Tuesday, June 6, 2017

The Morning Call--Big Thursday

The Morning Call


The Market

The indices (DJIA 21184, S&P 2436) rested yesterday.  While off, it was not by much.  Nonetheless, that left the Dow below its recent high; meaning that it is still not confirming the S&P’s break above its comparable level.  That leaves the question open as to which of these divergent trends will change direction and confirm the other; but I still believe that the Dow will ultimately trade above its high and the Averages will make a run at the upper boundaries of their long term uptrends (now circa 24198/2753).   Volume fell; breadth weakened.

The VIX (10.1) was up 3 ¼ %, ending below the lower boundary of its intermediate term trading range for the third day (if it remains there through the close today, it will reset to a downtrend) but finishing back above the lower boundary of its long term trading range, voiding Friday’s break.
The long Treasury fell slightly, closing back below its 200 day moving average, voiding Friday’s break but remains above its 100 day moving average and in a very short term uptrend. 

The dollar rose, but remains in a very short term downtrend and below its 100 and 200 day moving averages.

GLD rose, closing above its 100 and 200 day moving averages, in a very short term uptrend and is nearing the upper boundary of its short term trading range.

Bottom line:  TLT, UUP, GLD investors are all betting their money on a weaker economy and lower rates.  That is somewhat at odds with the equity narrative; but I am not sure that means anything in the current ‘all news is good news’ atmosphere.  My assumption remains that the indices are headed higher.

            Stocks first five month performance suggest more gains ahead (short):



            Yesterday was a busy day for economic releases.  Indeed, it incorporated one half of all the reports this week; and they were negative, though the magnitude of the misses were small: the May Markit services PMI, the May ISM nonmanufacturing index were slightly below forecast; April factory orders were negative but in line; and the bright spot was revised first quarter nonfarm productivity and unit labor costs which improved versus their first reading.

            Overseas, the May EU Markit composite PMI was unchanged from April; the Chinese services PMI was better than expected while the UK services PMI was worse; the World Bank forecast 2017 global growth of 2.7% and for 2018 2.9%

            It appears that this will be a news heavy week with Thursday as a standout: UK elections, an ECB meeting and Comey’s testimony.  Each had related events in the headlines today: another terrorist attack in London and Trump indicating that he would not invoke executive privilege in the Comey hearings.  Other items that bear watching include:
(1)   Spain’s sixth largest bank appears on the brink of bankruptcy,

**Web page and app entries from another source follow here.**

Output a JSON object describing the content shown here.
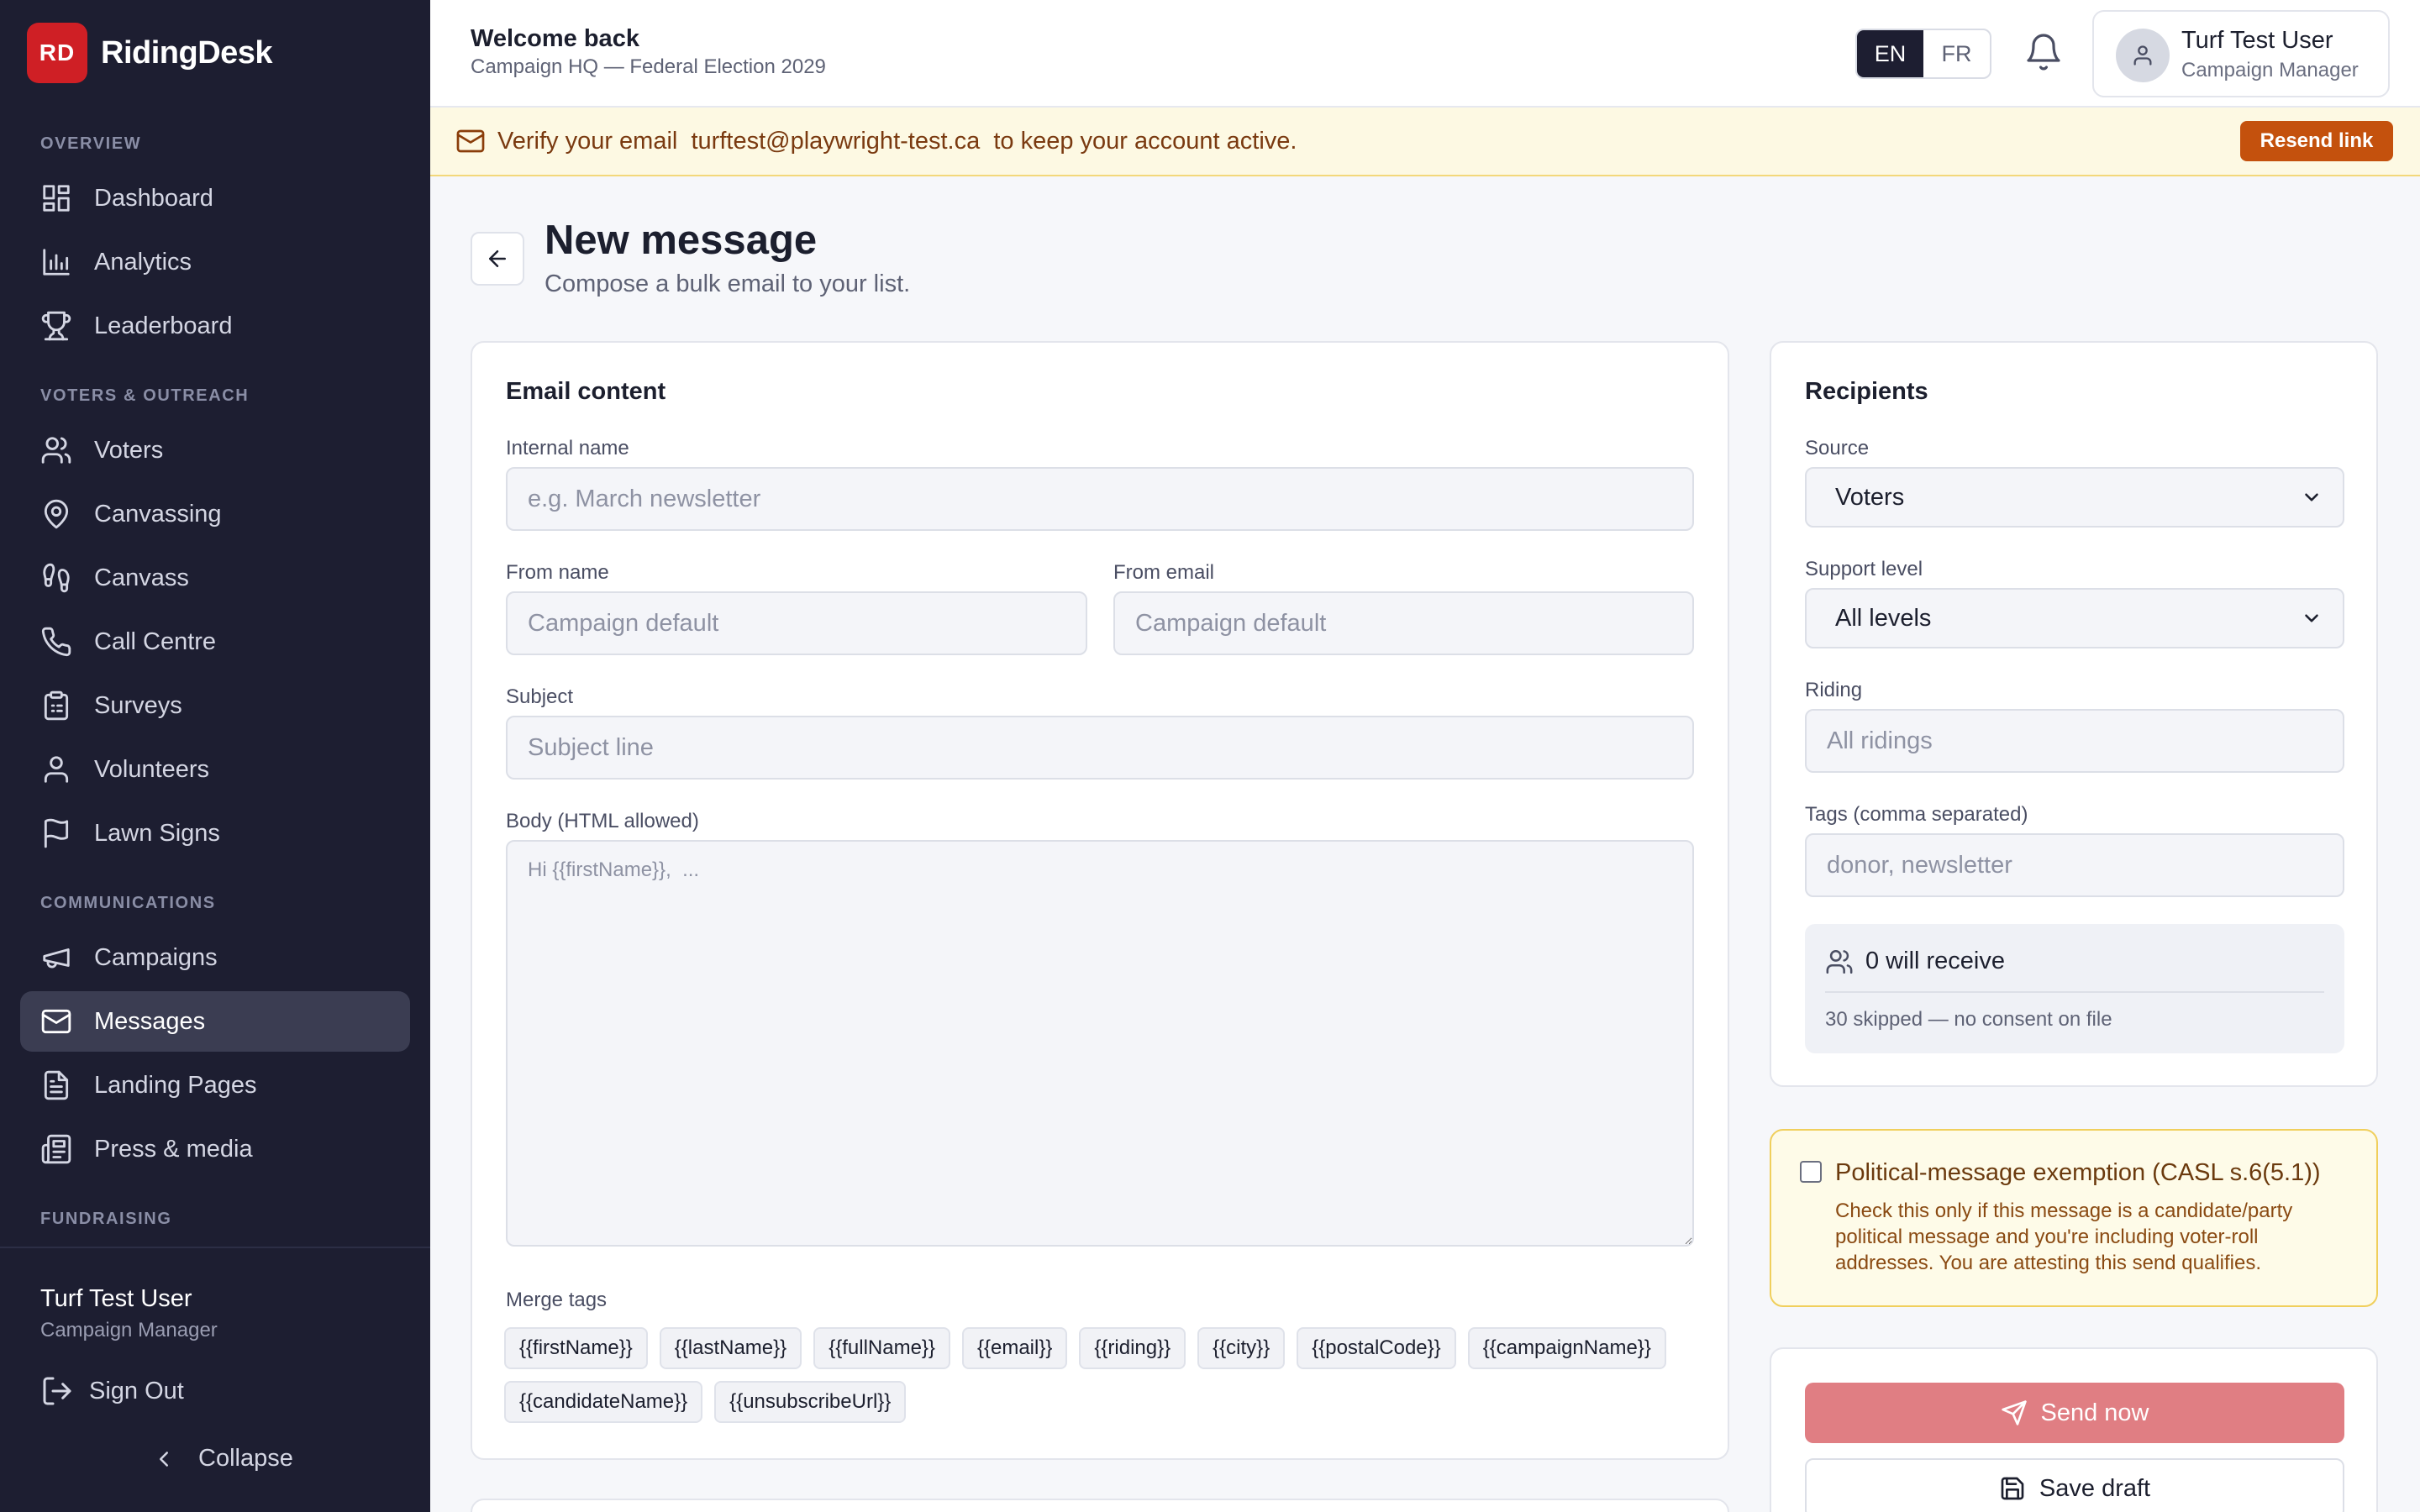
{
  "app": {
    "logo_text": "RD",
    "name": "RidingDesk"
  },
  "sidebar": {
    "sections": [
      {
        "label": "OVERVIEW"
      },
      {
        "label": "VOTERS & OUTREACH"
      },
      {
        "label": "COMMUNICATIONS"
      },
      {
        "label": "FUNDRAISING"
      }
    ],
    "items": [
      {
        "label": "Dashboard",
        "icon": "dashboard-icon"
      },
      {
        "label": "Analytics",
        "icon": "bar-chart-icon"
      },
      {
        "label": "Leaderboard",
        "icon": "trophy-icon"
      },
      {
        "label": "Voters",
        "icon": "users-icon"
      },
      {
        "label": "Canvassing",
        "icon": "map-pin-icon"
      },
      {
        "label": "Canvass",
        "icon": "footprints-icon"
      },
      {
        "label": "Call Centre",
        "icon": "phone-icon"
      },
      {
        "label": "Surveys",
        "icon": "clipboard-icon"
      },
      {
        "label": "Volunteers",
        "icon": "user-icon"
      },
      {
        "label": "Lawn Signs",
        "icon": "flag-icon"
      },
      {
        "label": "Campaigns",
        "icon": "megaphone-icon"
      },
      {
        "label": "Messages",
        "icon": "mail-icon",
        "active": true
      },
      {
        "label": "Landing Pages",
        "icon": "file-text-icon"
      },
      {
        "label": "Press & media",
        "icon": "newspaper-icon"
      }
    ],
    "user": {
      "name": "Turf Test User",
      "role": "Campaign Manager"
    },
    "sign_out_label": "Sign Out",
    "collapse_label": "Collapse"
  },
  "topbar": {
    "welcome": "Welcome back",
    "subtitle": "Campaign HQ — Federal Election 2029",
    "languages": [
      "EN",
      "FR"
    ],
    "active_language": "EN",
    "user": {
      "name": "Turf Test User",
      "role": "Campaign Manager"
    }
  },
  "banner": {
    "text_before": "Verify your email",
    "email": "turftest@playwright-test.ca",
    "text_after": "to keep your account active.",
    "button_label": "Resend link"
  },
  "page": {
    "title": "New message",
    "subtitle": "Compose a bulk email to your list."
  },
  "email_content": {
    "title": "Email content",
    "internal_name": {
      "label": "Internal name",
      "placeholder": "e.g. March newsletter",
      "value": ""
    },
    "from_name": {
      "label": "From name",
      "placeholder": "Campaign default",
      "value": ""
    },
    "from_email": {
      "label": "From email",
      "placeholder": "Campaign default",
      "value": ""
    },
    "subject": {
      "label": "Subject",
      "placeholder": "Subject line",
      "value": ""
    },
    "body": {
      "label": "Body (HTML allowed)",
      "placeholder": "Hi {{firstName}},  ...",
      "value": ""
    },
    "merge_tags_label": "Merge tags",
    "merge_tags": [
      "{{firstName}}",
      "{{lastName}}",
      "{{fullName}}",
      "{{email}}",
      "{{riding}}",
      "{{city}}",
      "{{postalCode}}",
      "{{campaignName}}",
      "{{candidateName}}",
      "{{unsubscribeUrl}}"
    ]
  },
  "recipients": {
    "title": "Recipients",
    "source": {
      "label": "Source",
      "value": "Voters"
    },
    "support_level": {
      "label": "Support level",
      "value": "All levels"
    },
    "riding": {
      "label": "Riding",
      "placeholder": "All ridings",
      "value": ""
    },
    "tags": {
      "label": "Tags (comma separated)",
      "placeholder": "donor, newsletter",
      "value": ""
    },
    "will_receive": "0 will receive",
    "skipped": "30 skipped — no consent on file"
  },
  "exemption": {
    "checked": false,
    "title": "Political-message exemption (CASL s.6(5.1))",
    "description": "Check this only if this message is a candidate/party political message and you're including voter-roll addresses. You are attesting this send qualifies."
  },
  "actions": {
    "send_label": "Send now",
    "draft_label": "Save draft"
  },
  "colors": {
    "sidebar_bg": "#1d1e31",
    "brand_red": "#cf1f25",
    "banner_bg": "#fdf9e3",
    "resend_orange": "#c4510d",
    "send_disabled": "#e07e83",
    "exemption_bg": "#fefbe8"
  }
}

(2)   turmoil among the Gulf States with the state sponsorship of terror as the driving issue; that, in turn, is having an economic impact as gold and Treasuries move higher and oil prices drop,

Bottom line:  there was nothing in the numbers to suggest any change in our economic outlook.  This will be an active week on the political front; but given investors present inclination to view all news as good news, it seems a waste of time to assume anything but a positive reception whatever occurs.

My thought for the day: One of the first decisions you need to make in the process of building an investment portfolio is whether you will be an active or a passive investor.   In doing so, the active versus passive decision comes down to the amount of time you are willing or able to put into your investment process and the degree of stress you can handle in making portfolio decisions.

       Investing for Survival
            Expert predictions.
    News on Stocks in Our Portfolios

   This Week’s Data

            The May Markit services PMI was reported at 53.6 versus expectations of 54.0.

            The May ISM nonmanufacturing index came in at 56.9 versus estimates of 57.0

            April factor orders were down 0.2%, in line.


            The latest from Nouriel Roubini (medium):



Paris Accord was a ‘sham’ until Trump dumped it (medium):

  International War Against Radical Islam

            An assessment of the recent US anti-missile test (medium):

Visit Investing for Survival’s website (http://investingforsurvival.com/home) to learn more about our Investment Strategy, Prices Disciplines and Subscriber Service.

No comments:

Post a Comment